That, and we just dig road trips.
After seeing so many mountains, though, it had become difficult (for me) to figure out if we were near Mount Fuji or not. The GPS said we were (I mean, it WAS Apple Maps,) but I couldn’t see any difference in the mountains surrounding us. After scouting the surround area for a moment, Shannon’s demeanor suddenly changed and she looked really thrilled and then turned to me in the car.
“You need to look higher,” she said.
I looked up in the air and, though the clouds, I saw it. The peak of Mount Fuji. It was WAY up there. It was hard to not get more than a little excited at how big the mountain was, but I was still focusing on my road mantra in Japan.
“Left side of the road. Left side of the road. Left side of the road.”
We got off at the next exit and saw signs for the Mount Fuji Visitors Center.
We took time to go inside and (YES!) the staff spoke English. As a matter of fact, they asked if we would like to watch a short film about Mount Fuji in the center. They seemed excited that they would be able to show it to us with the English language track. Yay modern technology!

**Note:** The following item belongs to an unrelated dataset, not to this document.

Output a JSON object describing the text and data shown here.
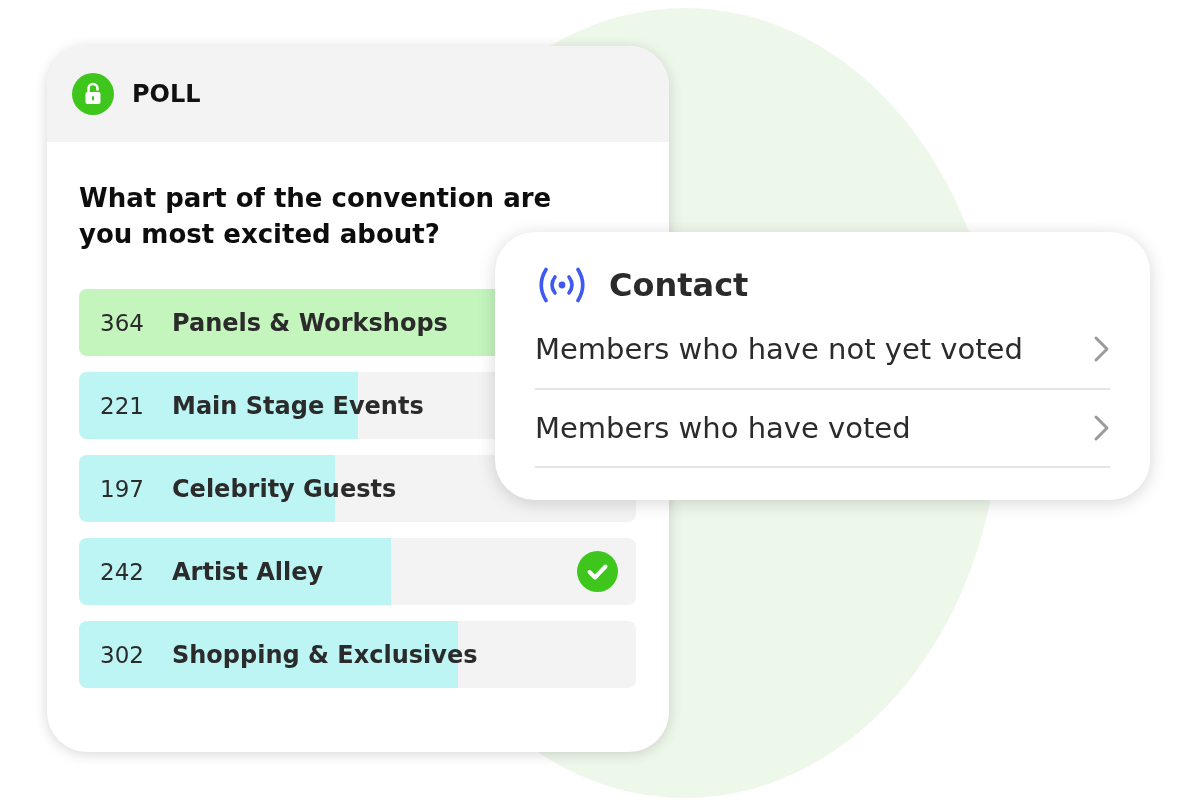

The film lasted about ten minutes and explained that the mountain was a dorment volcano and the effect that had on the local ecosystem. The film also showed footage of the annual climbing season that kicks off each summer. Shannon, of course, started her “if we ever come back” speech about returning during that particular time of year. After my adventure climbing out of the Grand Canyon, though, I was less than motivated to look into doing so.
After the film, we walked around the the museum inside the Visitors Center. Aside from the museum and upstairs restaurant, they had a gift shop that sold Mount Fuji merchandise: t-Shirts, pens, snacks, keychains… the usual fare. They even had Mount Fuji water.
For no reason whatsoever, I felt the need to take a photo of the squirrels on the signs pointing the way.
METAL SQUIRRELS OF AWESOME.
After writing some postcards and buying some souvenirs, we got in the car and started our ascent. According to the attendants working at the Visitors Center, the farthest we could drive up was the “fourth step” up the mountain (which turned out to be the fourth rest stop.) So we looked at the posted map:
Then we got in a car and started driving.